Art of Teaching Primary Science

Front Cover
Allen & Unwin, Sep 1, 2007 - Education - 272 pages
Children have an innate curiosity about the natural world that makes teaching science a rewarding experience.

However teaching science is an art that requires a unique combination of knowledge and skills to make the most of students' interest and foster their understanding. With contributions from leading educators, The Art of Teaching Primary Science addresses the fundamental issues in teaching science in primary and early childhood years.

Reflecting current research in science education, The Art of Teaching Primary Science covers the following areas:

* the theoretical underpinnings of science education and curriculum;

* effective science teaching practice planning, teaching strategies, investigations, resources and assessment;

* key issues including scientific literacy, integrating science and technology, and activities outside the classroom.
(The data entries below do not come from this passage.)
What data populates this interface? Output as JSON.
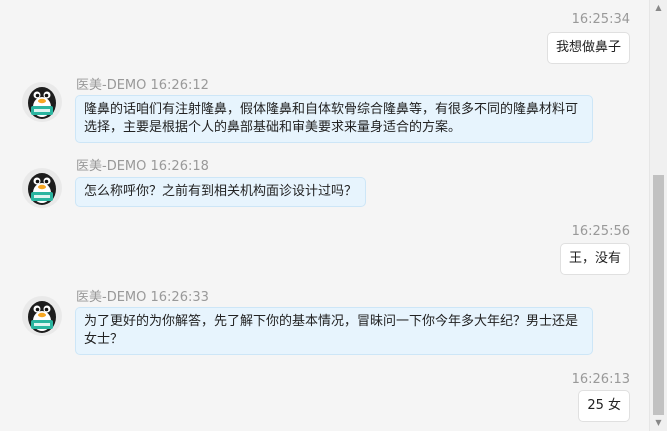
{
  "messages": [
    {
      "side": "right",
      "time": "16:25:34",
      "text": "我想做鼻子"
    },
    {
      "side": "left",
      "sender": "医美-DEMO 16:26:12",
      "lines": [
        "隆鼻的话咱们有注射隆鼻，假体隆鼻和自体软骨综合隆鼻等，有很多不同的隆鼻材料可",
        "选择，主要是根据个人的鼻部基础和审美要求来量身适合的方案。"
      ]
    },
    {
      "side": "left",
      "sender": "医美-DEMO 16:26:18",
      "lines": [
        "怎么称呼你？之前有到相关机构面诊设计过吗？"
      ]
    },
    {
      "side": "right",
      "time": "16:25:56",
      "text": "王，没有"
    },
    {
      "side": "left",
      "sender": "医美-DEMO 16:26:33",
      "lines": [
        "为了更好的为你解答，先了解下你的基本情况，冒昧问一下你今年多大年纪？男士还是",
        "女士？"
      ]
    },
    {
      "side": "right",
      "time": "16:26:13",
      "text": "25 女"
    }
  ],
  "avatar_badge_color": "#2bb5a0"
}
The Art of Teaching Primary Science is invaluable for student teachers as a guide to the fundamentals of science education, and as a resource for experienced teachers to review and enhance their professional skills.
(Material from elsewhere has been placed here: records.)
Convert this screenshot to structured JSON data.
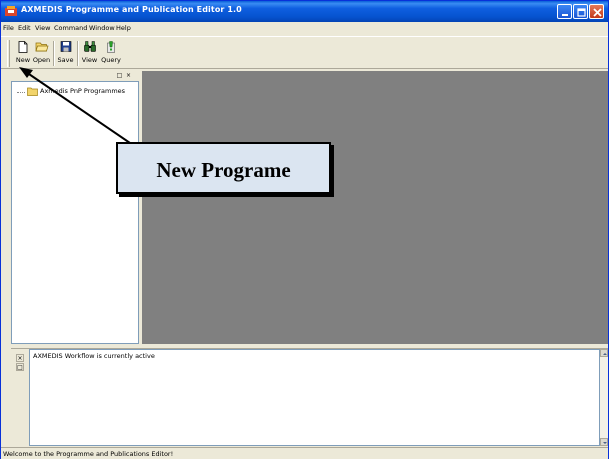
{
  "window": {
    "title": "AXMEDIS Programme and Publication Editor 1.0"
  },
  "menu": [
    "File",
    "Edit",
    "View",
    "Command",
    "Window",
    "Help"
  ],
  "toolbar": {
    "buttons": [
      {
        "label": "New",
        "icon": "new-document-icon"
      },
      {
        "label": "Open",
        "icon": "open-folder-icon"
      },
      {
        "label": "Save",
        "icon": "save-disk-icon"
      },
      {
        "label": "View",
        "icon": "binoculars-icon"
      },
      {
        "label": "Query",
        "icon": "query-icon"
      }
    ]
  },
  "tree": {
    "panel_controls": [
      "□",
      "×"
    ],
    "root_label": "Axmedis PnP Programmes"
  },
  "output": {
    "line": "AXMEDIS Workflow is currently active",
    "panel_controls": [
      "×",
      "□"
    ]
  },
  "status": {
    "text": "Welcome to the Programme and Publications Editor!"
  },
  "annotation": {
    "text": "New Programe"
  },
  "colors": {
    "titlebar": "#0653d0",
    "mdi_background": "#808080",
    "callout_fill": "#dbe5f1",
    "chrome": "#ece9d8"
  }
}
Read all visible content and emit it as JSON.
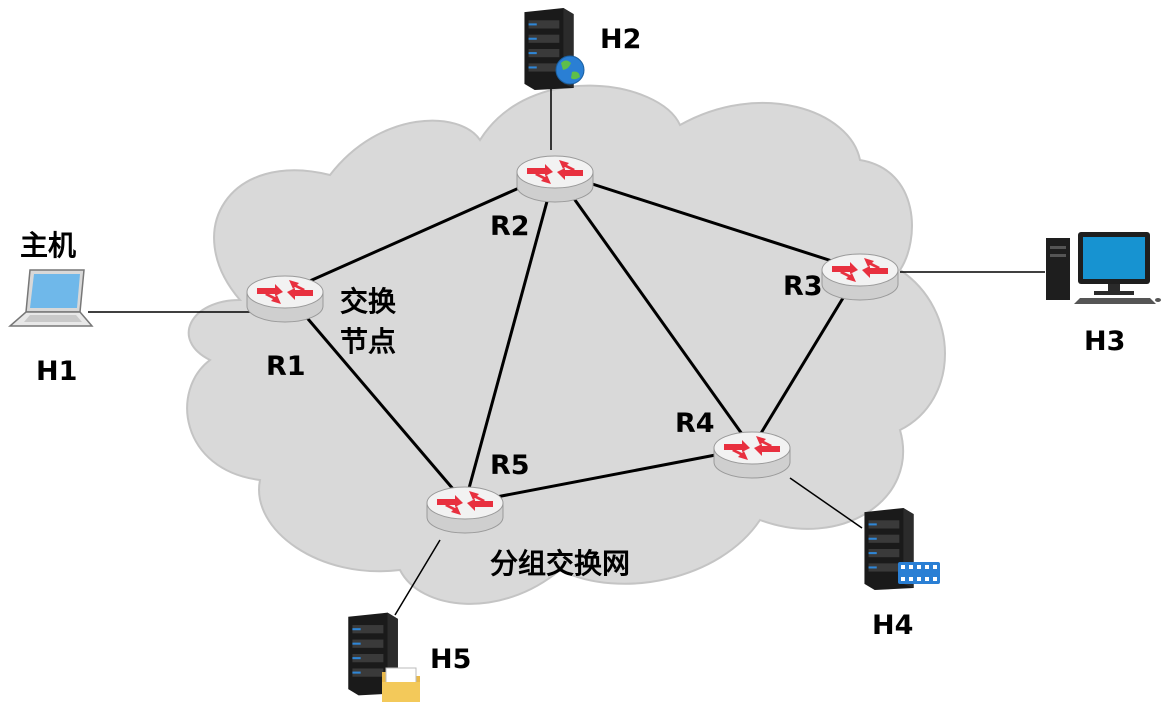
{
  "labels": {
    "host_title": "主机",
    "h1": "H1",
    "h2": "H2",
    "h3": "H3",
    "h4": "H4",
    "h5": "H5",
    "r1": "R1",
    "r2": "R2",
    "r3": "R3",
    "r4": "R4",
    "r5": "R5",
    "switch_node_line1": "交换",
    "switch_node_line2": "节点",
    "network": "分组交换网"
  },
  "colors": {
    "cloud_fill": "#d9d9d9",
    "cloud_stroke": "#bfbfbf",
    "link": "#000000",
    "router_body": "#e6e6e6",
    "router_arrow": "#e8303f",
    "server_body": "#1f1f1f",
    "server_stripe": "#2f86d6"
  },
  "icons": {
    "router": "router-icon",
    "laptop": "laptop-icon",
    "desktop": "desktop-computer-icon",
    "web_server": "web-server-icon",
    "video_server": "video-server-icon",
    "file_server": "file-server-icon"
  }
}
'An excellent reference for those teachers of the primary years seeking the best ways to engage their students in good science and scientific investigation, and keen to link these with other learning areas.'

Peter Turnbull, President, Australian Science Teachers Association

What people are saying - Write a review

We haven't found any reviews in the usual places.


Part II Implementing the Art of Teacching Primary Science
Part III Extending the Art of Teaching Primary Science

Other editions - View all

Common terms and phrases

Popular passages

Page 13 - I believe it is the atomic hypothesis (or the atomic fact, or whatever you wish to call it) that all things are made of atoms — little particles that move around in perpetual motion, attracting each other when they are a little distance apart, but repelling upon being squeezed into one another.
Page 13 - If, in some cataclysm, all of scientific knowledge were to be destroyed, and only one sentence passed on to the next generation of creatures, what statement would contain the most information in the fewest words?
Page 41 - DF (2003). Conceptual change: A powerful framework for improving science teaching and learning.
Page 164 - At the end of this chapter you will be able to: • Explain the term inheritance and why it is important in object-oriented programming.
Page 233 - By the end of this chapter you will be able to: • Describe the development of the electronic marketspace Outline an approach to developing an e-marketing plan Describe the key benefits of e-marketing.
Page 146 - The independent variable is plotted on the horizontal axis and the dependent variable is plotted on the vertical axis.
Page 247 - The influence of attitude on science teaching and learning', School Science and Mathematics, (85), 222-32.
Page 19 - ... Another topic deserving discussion is Einstein's modification of Newton's law of gravitation. In spite of all the excitement it created, Newton's law of gravitation is not correct! It was modified by Einstein to take into account the theory of relativity. According to Newton, the gravitational effect is instantaneous, that is, if we were to move a mass, we would at once feel a new force because of the new position of that mass; by such means we could send signals at infinite speed. Einstein advanced...

About the author (2007)

Vaille Dawson is Senior Lecturer in Science Education at Edith Cowan University.

Grady Venville is Professor of Science Education at the University of Western Australia. Both have extensive experience as teacher educators, and they are the editors of the widely used secondary science education text, The Art of Teaching Science.

Bibliographic information